---- Material provided

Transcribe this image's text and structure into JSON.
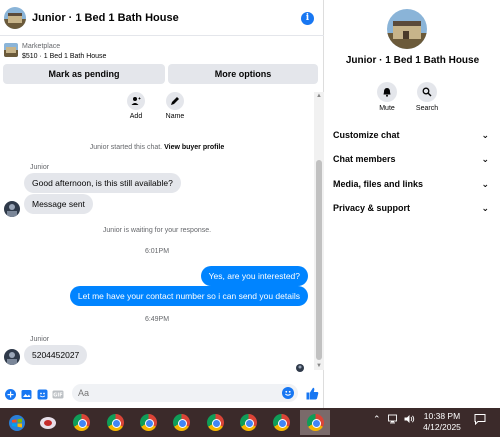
{
  "header": {
    "title": "Junior · 1 Bed 1 Bath House",
    "info_icon": "info-icon"
  },
  "listing": {
    "source": "Marketplace",
    "price_title": "$510 · 1 Bed 1 Bath House",
    "mark_pending_label": "Mark as pending",
    "more_options_label": "More options"
  },
  "actions": [
    {
      "label": "Add",
      "icon": "add-person-icon"
    },
    {
      "label": "Name",
      "icon": "pencil-icon"
    }
  ],
  "messages": {
    "started_text": "Junior started this chat.",
    "view_profile_link": "View buyer profile",
    "sender_name_1": "Junior",
    "bubble_1": "Good afternoon, is this still available?",
    "bubble_2": "Message sent",
    "waiting_text": "Junior is waiting for your response.",
    "time_1": "6:01PM",
    "out_1": "Yes, are you interested?",
    "out_2": "Let me have your contact number so i can send you details",
    "time_2": "6:49PM",
    "sender_name_2": "Junior",
    "bubble_3": "5204452027"
  },
  "composer": {
    "placeholder": "Aa",
    "icons": [
      "plus-icon",
      "image-icon",
      "sticker-icon",
      "gif-icon",
      "emoji-icon",
      "thumbs-up-icon"
    ]
  },
  "right_panel": {
    "title": "Junior · 1 Bed 1 Bath House",
    "mute_label": "Mute",
    "search_label": "Search",
    "menu": [
      "Customize chat",
      "Chat members",
      "Media, files and links",
      "Privacy & support"
    ]
  },
  "taskbar": {
    "time": "10:38 PM",
    "date": "4/12/2025"
  },
  "colors": {
    "accent": "#0084ff",
    "brand": "#1877f2",
    "bubble_in": "#e4e6eb",
    "taskbar": "#3b2a2a"
  }
}
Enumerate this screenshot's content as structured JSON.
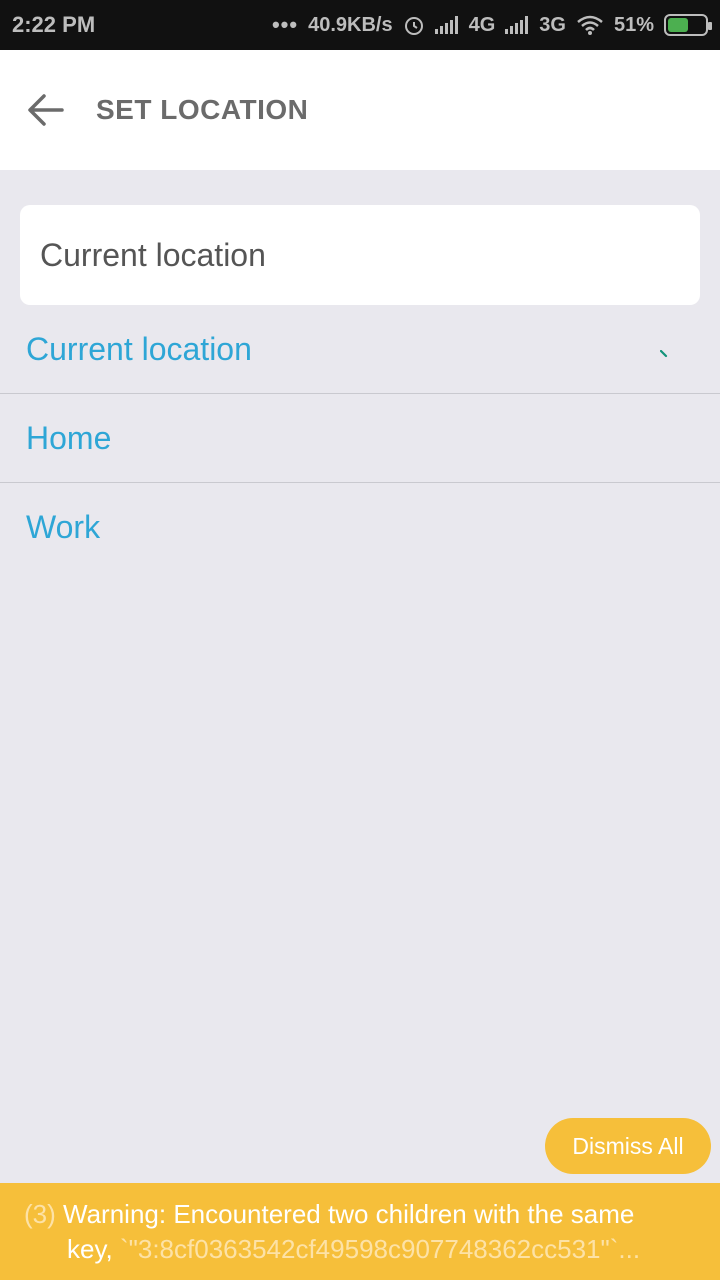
{
  "status_bar": {
    "time": "2:22 PM",
    "dots": "•••",
    "net_speed": "40.9KB/s",
    "net1": "4G",
    "net2": "3G",
    "battery": "51%"
  },
  "app_bar": {
    "back_icon": "arrow-left-icon",
    "title": "SET LOCATION"
  },
  "search": {
    "placeholder": "Current location"
  },
  "locations": [
    {
      "label": "Current location"
    },
    {
      "label": "Home"
    },
    {
      "label": "Work"
    }
  ],
  "dismiss_label": "Dismiss All",
  "warning": {
    "count": "(3)",
    "message": "Warning: Encountered two children with the same",
    "key_prefix": "key, ",
    "key_value": "`\"3:8cf0363542cf49598c907748362cc531\"`..."
  },
  "colors": {
    "accent": "#2ea6d6",
    "warning_bg": "#f6bf3a",
    "page_bg": "#e9e8ee"
  }
}
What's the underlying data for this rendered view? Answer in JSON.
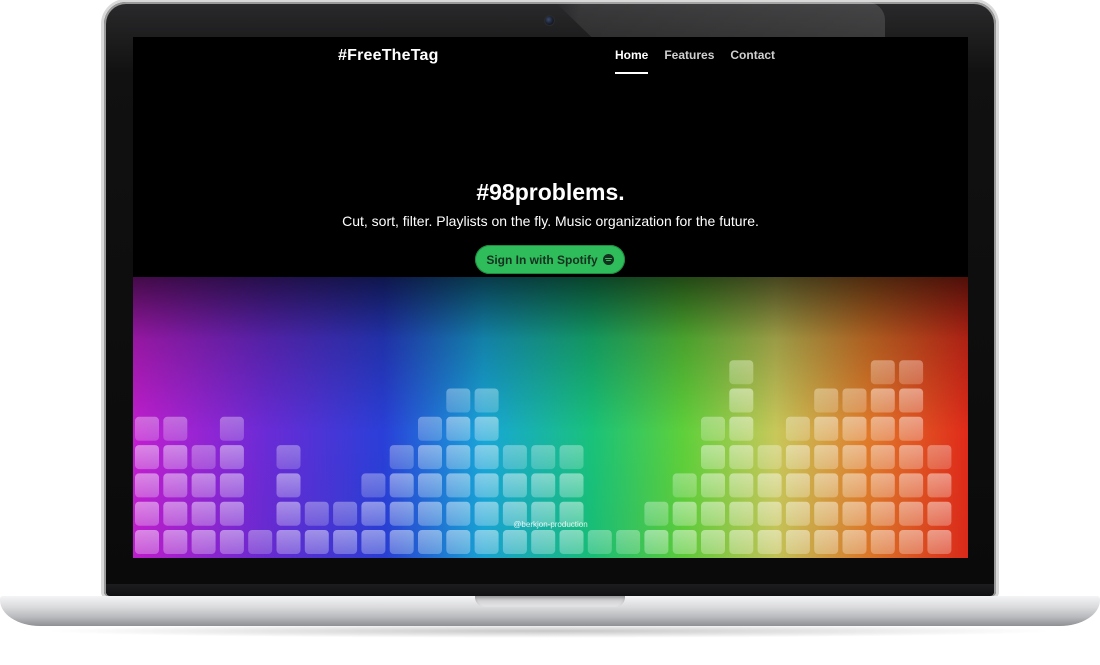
{
  "site": {
    "brand": "#FreeTheTag",
    "nav": [
      {
        "label": "Home",
        "active": true
      },
      {
        "label": "Features",
        "active": false
      },
      {
        "label": "Contact",
        "active": false
      }
    ]
  },
  "hero": {
    "title": "#98problems.",
    "subtitle": "Cut, sort, filter. Playlists on the fly. Music organization for the future.",
    "cta_label": "Sign In with Spotify",
    "cta_icon": "spotify-icon",
    "cta_color": "#2fbd5b"
  },
  "background": {
    "credit": "@berkjon-production"
  }
}
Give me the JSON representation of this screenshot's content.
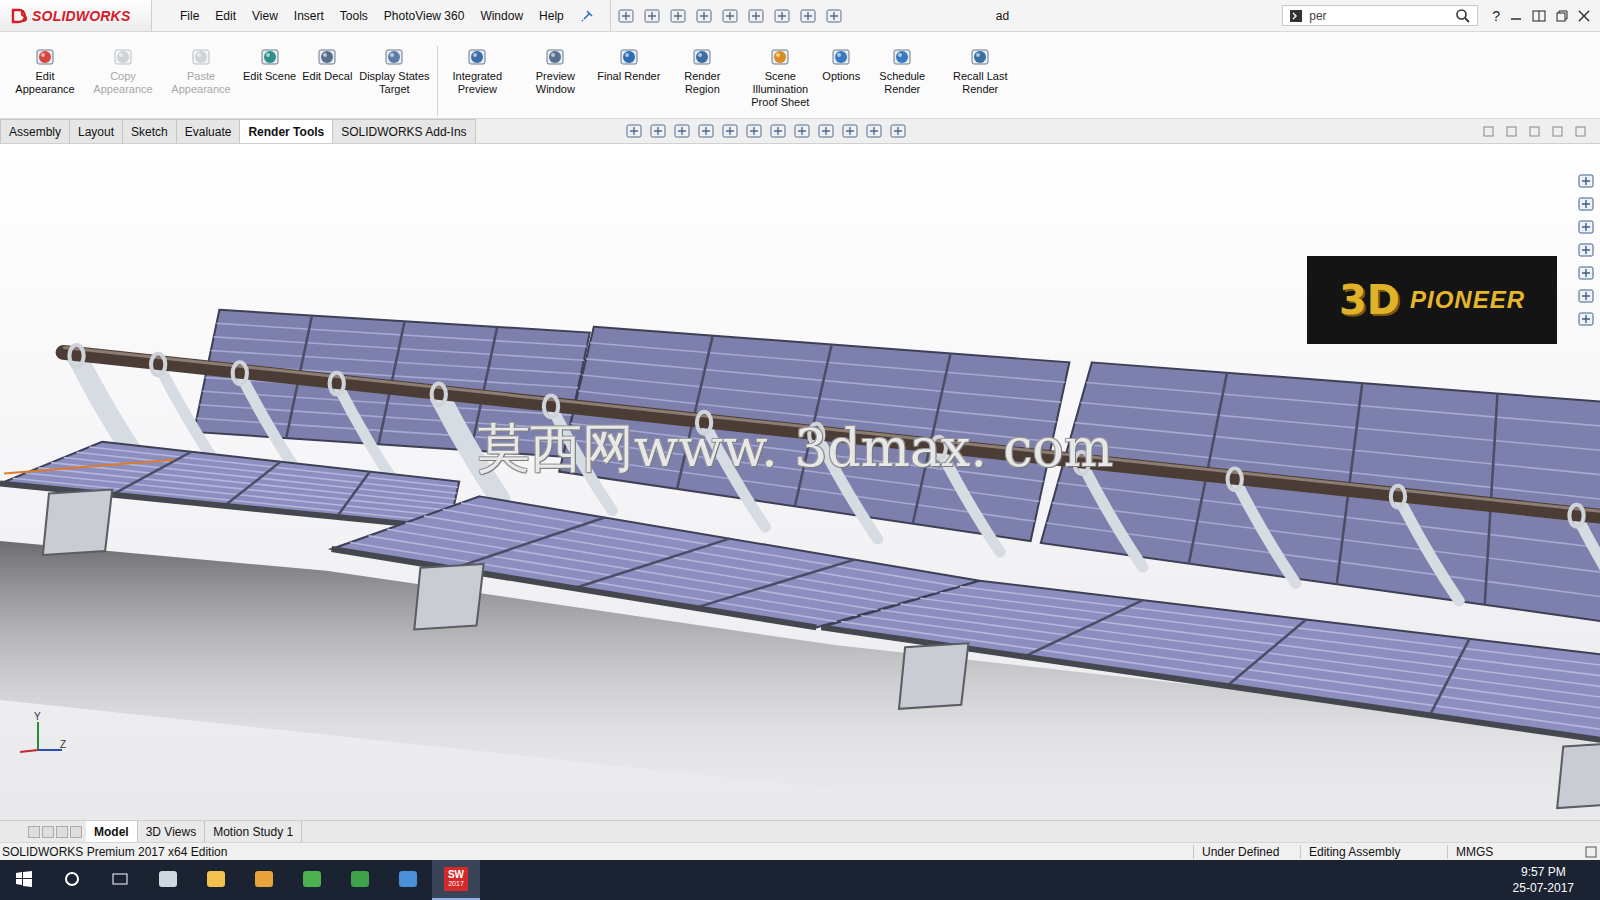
{
  "app": {
    "logo": "SOLIDWORKS"
  },
  "menu": [
    "File",
    "Edit",
    "View",
    "Insert",
    "Tools",
    "PhotoView 360",
    "Window",
    "Help"
  ],
  "document_title": "ad",
  "search": {
    "value": "per"
  },
  "help": "?",
  "ribbon": {
    "groups": [
      [
        {
          "label": "Edit Appearance",
          "disabled": false
        },
        {
          "label": "Copy Appearance",
          "disabled": true
        },
        {
          "label": "Paste Appearance",
          "disabled": true
        },
        {
          "label": "Edit Scene",
          "disabled": false
        },
        {
          "label": "Edit Decal",
          "disabled": false
        },
        {
          "label": "Display States Target",
          "disabled": false
        }
      ],
      [
        {
          "label": "Integrated Preview",
          "disabled": false
        },
        {
          "label": "Preview Window",
          "disabled": false
        },
        {
          "label": "Final Render",
          "disabled": false
        },
        {
          "label": "Render Region",
          "disabled": false
        },
        {
          "label": "Scene Illumination Proof Sheet",
          "disabled": false
        },
        {
          "label": "Options",
          "disabled": false
        },
        {
          "label": "Schedule Render",
          "disabled": false
        },
        {
          "label": "Recall Last Render",
          "disabled": false
        }
      ]
    ]
  },
  "tabs": [
    {
      "label": "Assembly",
      "selected": false
    },
    {
      "label": "Layout",
      "selected": false
    },
    {
      "label": "Sketch",
      "selected": false
    },
    {
      "label": "Evaluate",
      "selected": false
    },
    {
      "label": "Render Tools",
      "selected": true
    },
    {
      "label": "SOLIDWORKS Add-Ins",
      "selected": false
    }
  ],
  "viewport": {
    "watermark": "莫西网www. 3dmax. com",
    "badge": {
      "mark": "3D",
      "text": "PIONEER"
    },
    "triad": [
      "Y",
      "Z"
    ]
  },
  "bottom_tabs": [
    {
      "label": "Model",
      "selected": true
    },
    {
      "label": "3D Views",
      "selected": false
    },
    {
      "label": "Motion Study 1",
      "selected": false
    }
  ],
  "status_bar": {
    "edition": "SOLIDWORKS Premium 2017 x64 Edition",
    "items": [
      "Under Defined",
      "Editing Assembly",
      "MMGS"
    ]
  },
  "taskbar": {
    "time": "9:57 PM",
    "date": "25-07-2017",
    "app_badge": {
      "mark": "SW",
      "version": "2017"
    }
  }
}
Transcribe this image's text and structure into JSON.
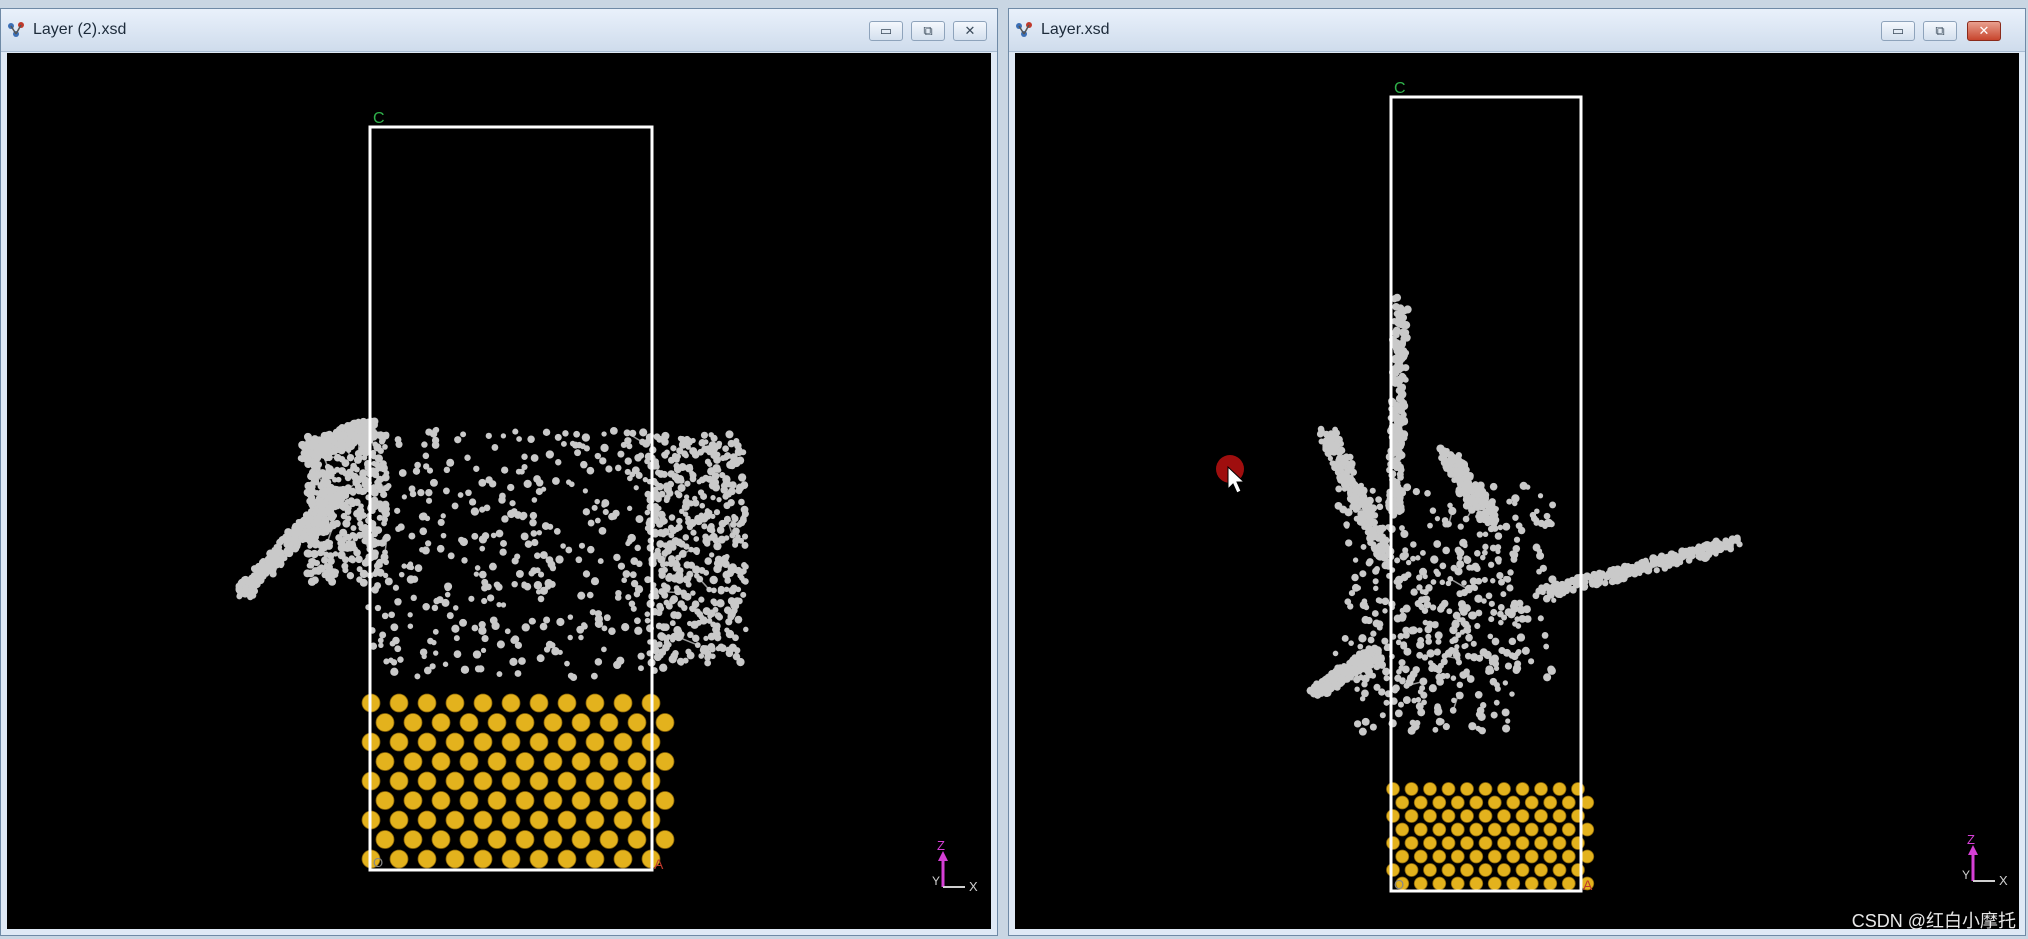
{
  "windows": [
    {
      "title": "Layer (2).xsd",
      "controls": [
        "minimize-icon",
        "restore-icon",
        "close-icon"
      ],
      "cell_labels": {
        "c": "C",
        "a": "A",
        "origin": "O"
      },
      "triad": {
        "z": "Z",
        "y": "Y",
        "x": "X"
      }
    },
    {
      "title": "Layer.xsd",
      "controls": [
        "minimize-icon",
        "restore-icon",
        "close-icon"
      ],
      "cell_labels": {
        "c": "C",
        "a": "A",
        "origin": "O"
      },
      "triad": {
        "z": "Z",
        "y": "Y",
        "x": "X"
      }
    }
  ],
  "colors": {
    "viewport_bg": "#000000",
    "cell_edge": "#ffffff",
    "gold_atom": "#e3b21d",
    "molecule": "#c9c9c9",
    "c_axis_label": "#2fb04a",
    "a_axis_label": "#c0392b",
    "triad_z": "#d63fd6",
    "cursor_highlight": "#b01010"
  },
  "watermark": "CSDN @红白小摩托"
}
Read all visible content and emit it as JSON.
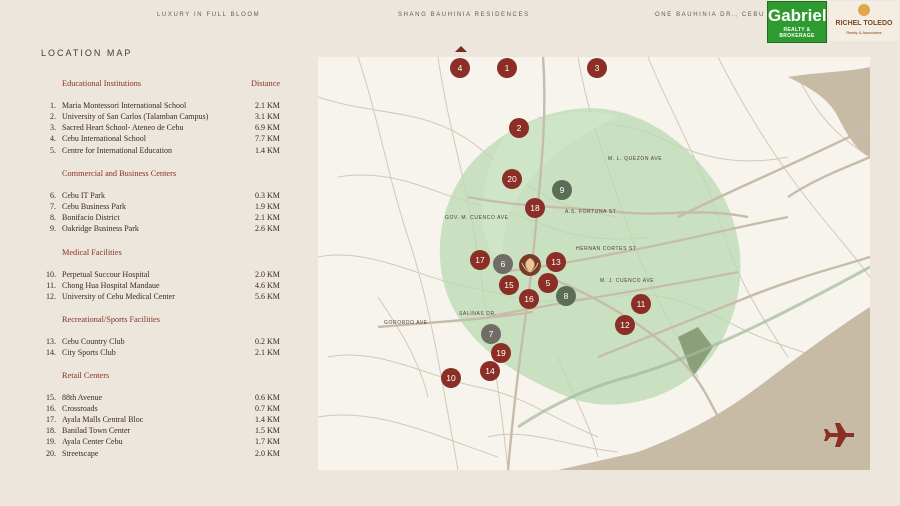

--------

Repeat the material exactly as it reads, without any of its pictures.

Output for this exercise:
Transcribe this image's text and structure into JSON.
{
  "header": {
    "title": "Junior · 1 Bed 1 Bath House",
    "info_icon": "info-icon"
  },
  "listing": {
    "source": "Marketplace",
    "price_title": "$510 · 1 Bed 1 Bath House",
    "mark_pending_label": "Mark as pending",
    "more_options_label": "More options"
  },
  "actions": [
    {
      "label": "Add",
      "icon": "add-person-icon"
    },
    {
      "label": "Name",
      "icon": "pencil-icon"
    }
  ],
  "messages": {
    "started_text": "Junior started this chat.",
    "view_profile_link": "View buyer profile",
    "sender_name_1": "Junior",
    "bubble_1": "Good afternoon, is this still available?",
    "bubble_2": "Message sent",
    "waiting_text": "Junior is waiting for your response.",
    "time_1": "6:01PM",
    "out_1": "Yes, are you interested?",
    "out_2": "Let me have your contact number so i can send you details",
    "time_2": "6:49PM",
    "sender_name_2": "Junior",
    "bubble_3": "5204452027"
  },
  "composer": {
    "placeholder": "Aa",
    "icons": [
      "plus-icon",
      "image-icon",
      "sticker-icon",
      "gif-icon",
      "emoji-icon",
      "thumbs-up-icon"
    ]
  },
  "right_panel": {
    "title": "Junior · 1 Bed 1 Bath House",
    "mute_label": "Mute",
    "search_label": "Search",
    "menu": [
      "Customize chat",
      "Chat members",
      "Media, files and links",
      "Privacy & support"
    ]
  },
  "taskbar": {
    "time": "10:38 PM",
    "date": "4/12/2025"
  },
  "colors": {
    "accent": "#0084ff",
    "brand": "#1877f2",
    "bubble_in": "#e4e6eb",
    "taskbar": "#3b2a2a"
  }
}
Enumerate this screenshot's content as structured JSON.
{
  "status_bar": {
    "time": "2:22 PM",
    "dots": "•••",
    "net_speed": "40.9KB/s",
    "net1": "4G",
    "net2": "3G",
    "battery": "51%"
  },
  "app_bar": {
    "back_icon": "arrow-left-icon",
    "title": "SET LOCATION"
  },
  "search": {
    "placeholder": "Current location"
  },
  "locations": [
    {
      "label": "Current location"
    },
    {
      "label": "Home"
    },
    {
      "label": "Work"
    }
  ],
  "dismiss_label": "Dismiss All",
  "warning": {
    "count": "(3)",
    "message": "Warning: Encountered two children with the same",
    "key_prefix": "key, ",
    "key_value": "`\"3:8cf0363542cf49598c907748362cc531\"`..."
  },
  "colors": {
    "accent": "#2ea6d6",
    "warning_bg": "#f6bf3a",
    "page_bg": "#e9e8ee"
  }
}
What's the underlying data for this rendered view? Answer in JSON.
{
  "site": {
    "brand": "#FreeTheTag",
    "nav": [
      {
        "label": "Home",
        "active": true
      },
      {
        "label": "Features",
        "active": false
      },
      {
        "label": "Contact",
        "active": false
      }
    ]
  },
  "hero": {
    "title": "#98problems.",
    "subtitle": "Cut, sort, filter. Playlists on the fly. Music organization for the future.",
    "cta_label": "Sign In with Spotify",
    "cta_icon": "spotify-icon",
    "cta_color": "#2fbd5b"
  },
  "background": {
    "credit": "@berkjon-production"
  }
}
Give me the JSON representation of this screenshot's content.
{
  "app": {
    "logo": "SOLIDWORKS"
  },
  "menu": [
    "File",
    "Edit",
    "View",
    "Insert",
    "Tools",
    "PhotoView 360",
    "Window",
    "Help"
  ],
  "document_title": "ad",
  "search": {
    "value": "per"
  },
  "help": "?",
  "ribbon": {
    "groups": [
      [
        {
          "label": "Edit Appearance",
          "disabled": false
        },
        {
          "label": "Copy Appearance",
          "disabled": true
        },
        {
          "label": "Paste Appearance",
          "disabled": true
        },
        {
          "label": "Edit Scene",
          "disabled": false
        },
        {
          "label": "Edit Decal",
          "disabled": false
        },
        {
          "label": "Display States Target",
          "disabled": false
        }
      ],
      [
        {
          "label": "Integrated Preview",
          "disabled": false
        },
        {
          "label": "Preview Window",
          "disabled": false
        },
        {
          "label": "Final Render",
          "disabled": false
        },
        {
          "label": "Render Region",
          "disabled": false
        },
        {
          "label": "Scene Illumination Proof Sheet",
          "disabled": false
        },
        {
          "label": "Options",
          "disabled": false
        },
        {
          "label": "Schedule Render",
          "disabled": false
        },
        {
          "label": "Recall Last Render",
          "disabled": false
        }
      ]
    ]
  },
  "tabs": [
    {
      "label": "Assembly",
      "selected": false
    },
    {
      "label": "Layout",
      "selected": false
    },
    {
      "label": "Sketch",
      "selected": false
    },
    {
      "label": "Evaluate",
      "selected": false
    },
    {
      "label": "Render Tools",
      "selected": true
    },
    {
      "label": "SOLIDWORKS Add-Ins",
      "selected": false
    }
  ],
  "viewport": {
    "watermark": "莫西网www. 3dmax. com",
    "badge": {
      "mark": "3D",
      "text": "PIONEER"
    },
    "triad": [
      "Y",
      "Z"
    ]
  },
  "bottom_tabs": [
    {
      "label": "Model",
      "selected": true
    },
    {
      "label": "3D Views",
      "selected": false
    },
    {
      "label": "Motion Study 1",
      "selected": false
    }
  ],
  "status_bar": {
    "edition": "SOLIDWORKS Premium 2017 x64 Edition",
    "items": [
      "Under Defined",
      "Editing Assembly",
      "MMGS"
    ]
  },
  "taskbar": {
    "time": "9:57 PM",
    "date": "25-07-2017",
    "app_badge": {
      "mark": "SW",
      "version": "2017"
    }
  }
}
Transcribe this image's text and structure into JSON.
{
  "windows": [
    {
      "title": "Layer (2).xsd",
      "controls": [
        "minimize-icon",
        "restore-icon",
        "close-icon"
      ],
      "cell_labels": {
        "c": "C",
        "a": "A",
        "origin": "O"
      },
      "triad": {
        "z": "Z",
        "y": "Y",
        "x": "X"
      }
    },
    {
      "title": "Layer.xsd",
      "controls": [
        "minimize-icon",
        "restore-icon",
        "close-icon"
      ],
      "cell_labels": {
        "c": "C",
        "a": "A",
        "origin": "O"
      },
      "triad": {
        "z": "Z",
        "y": "Y",
        "x": "X"
      }
    }
  ],
  "colors": {
    "viewport_bg": "#000000",
    "cell_edge": "#ffffff",
    "gold_atom": "#e3b21d",
    "molecule": "#c9c9c9",
    "c_axis_label": "#2fb04a",
    "a_axis_label": "#c0392b",
    "triad_z": "#d63fd6",
    "cursor_highlight": "#b01010"
  },
  "watermark": "CSDN @红白小摩托"
}
Read all visible content and emit it as JSON.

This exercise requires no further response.